There are plenty of explainers on why this is happening now in Cuba and most include hunger (or the economy), COVID-19 and/or cell phones. Examples in the New York Times, the Wall Street Journal and the BBC. The AP suggests it's all about the internet. The Washington Post suggests that the protests were provoked by the pandemic and "fueled by social media." The island’s social media explosion [happened in 2019] with the arrival of 3G mobile phone service. ... 'Telephones are now the guns of the Cuban people,” said Abraham Jiménez Enoa, a Cuban dissident journalist.' " There has been a noticeable uptick in police patrols, reports the Associated Press.
Mexico's AMLO says it's all about the embargo, according to Reuters; they hope to send renewed humanitarian aid, says a separate Reuters piece.
Miami Herald columnist Fabiola Santiago calls for BLM support for the island.
The hip-hop song Patria y Vida, by Maykel Osorbo and El Funky, is a twist on the communist slogan "patria o muerte", says National Public Radio.
Sen. Marco Rubio (R-FL) sent President Biden a 6-point plan as well as tried to make edits on Biden's speech. He also warned of a ‘Mariel style crisis’, according to the Miami Herald.
The New York Times profiles Christian Emmanuel Sanon, the doctor and pastor who is emerging as a central figure in the assassination and who was arrested yesterday morning. "how Dr. Sanon might have managed to set such an ambitious plot in motion was not easily explainable on Monday." The Wall Street Journal highlights the two others vying for the presidential position.
A column in the New York Times tries to assess the geopolitical situation:"Refusing Haiti’s request would make Washington partially responsible for the calamity that American forces likely could otherwise hold off. But agreeing would leave it responsible for managing another open-ended crisis of a sort that has long proven resistant to outside resolution." Conversely, the NYTimes' Bret Stephens jumps in as well and writes, "The best the United States can do is to do as little as possible — and, if possible, a bit less."
Malick Ghachem, a history professor at MIT writes "Haiti needs something closer to a complete political and constitutional reboot combined with a new social contract in which international institutions support rather than ignore the country’s least well-off citizens, according to an America's Quarterly essay. Ghachem's book, The Old Regime and the Haitian Revolution, was published in 2012.
You also have to understand the role Miami plays, says The Guardian.
Reports that some of the assassins may have been DEA informants may complicate things, according to Reuters.
The Biden administration eases a Trump-era Venezuela sanction on liquefied petroleum gas, according to the Associated Press.
Freddy Guevara, an ally of Juan Guaidó, was arrested on charges of terrorism and treason, according to Reuters.
The U.S. is administering pressure on the Ortega government in Nicaragua by "revoking the travel visas of 100 legislators, judges and prosecutors," according to the Associated Press.

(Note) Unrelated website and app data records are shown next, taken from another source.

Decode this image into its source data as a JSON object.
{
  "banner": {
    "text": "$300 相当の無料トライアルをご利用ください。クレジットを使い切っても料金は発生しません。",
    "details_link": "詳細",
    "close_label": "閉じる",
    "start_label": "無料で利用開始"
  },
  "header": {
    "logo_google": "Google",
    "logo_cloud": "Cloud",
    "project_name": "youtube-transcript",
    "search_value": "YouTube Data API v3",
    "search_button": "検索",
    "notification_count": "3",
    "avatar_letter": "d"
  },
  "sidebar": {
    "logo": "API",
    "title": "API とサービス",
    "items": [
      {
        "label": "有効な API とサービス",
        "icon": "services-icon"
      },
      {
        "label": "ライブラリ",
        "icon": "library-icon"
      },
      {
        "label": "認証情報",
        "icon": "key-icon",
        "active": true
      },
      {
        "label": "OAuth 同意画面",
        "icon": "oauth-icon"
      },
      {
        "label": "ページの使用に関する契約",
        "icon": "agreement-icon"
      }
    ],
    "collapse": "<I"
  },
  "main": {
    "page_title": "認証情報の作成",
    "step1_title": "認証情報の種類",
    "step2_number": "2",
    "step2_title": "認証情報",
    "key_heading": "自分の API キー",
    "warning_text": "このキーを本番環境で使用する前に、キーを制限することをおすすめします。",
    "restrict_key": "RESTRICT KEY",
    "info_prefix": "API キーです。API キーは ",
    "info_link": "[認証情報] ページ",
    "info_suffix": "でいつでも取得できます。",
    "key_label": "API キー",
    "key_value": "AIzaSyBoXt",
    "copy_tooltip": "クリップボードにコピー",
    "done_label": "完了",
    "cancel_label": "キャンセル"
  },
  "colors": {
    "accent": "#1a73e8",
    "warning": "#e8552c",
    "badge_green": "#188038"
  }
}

American airlines are unlikely to return flying into Managua anytime soon, according to Havana Times.
The Mexican government said that 68 human rights and environmental activists and 43 journalists have been murdered, have been killed during the current administration, primarily by the drug cartels, according to the Associated Press. Almost 1,500 activists and journalists are under government protection.
The Washington Post's Anthony Faiola uses Peru as a case study pegged on FAO's report released today, "The State of Food Security and Nutrition in the World 2021". Latin America and the Caribbean, "the region hit hardest by the coronavirus saw the biggest one-year spike in food insecurity. Few countries witnessed a bigger surge than Peru."
Protestors decrying Guatemala's mismanagement of the coronavirus pandemic and delays in shipments of Russia’s Sputnik vaccine, may have cause the country's president to crack down on dissidents, according to the Associated Press. Guatemala has counted over 300,000 cases and almost 10,000 deaths.
Colombia has one of the longest school lockdowns and a teachers’ union is trying to keep it that way, according to The Economist.
Brazil's federal police are set to open up an investigation on Bolsonaro and corruption around vaccine purchases, based on congressional hearings, according to Reuters.
How many children’s books published in the U.S. feature Indigenous characters? Bookriot has the answer.
The BBC explores the challenges of connecting the latest technology into indigenous hands to save the Amazon rainforest.
It's Eduardo Romero here filling in for Jordana: let me know if I missed or misinterpreted something or perhaps you have a different take.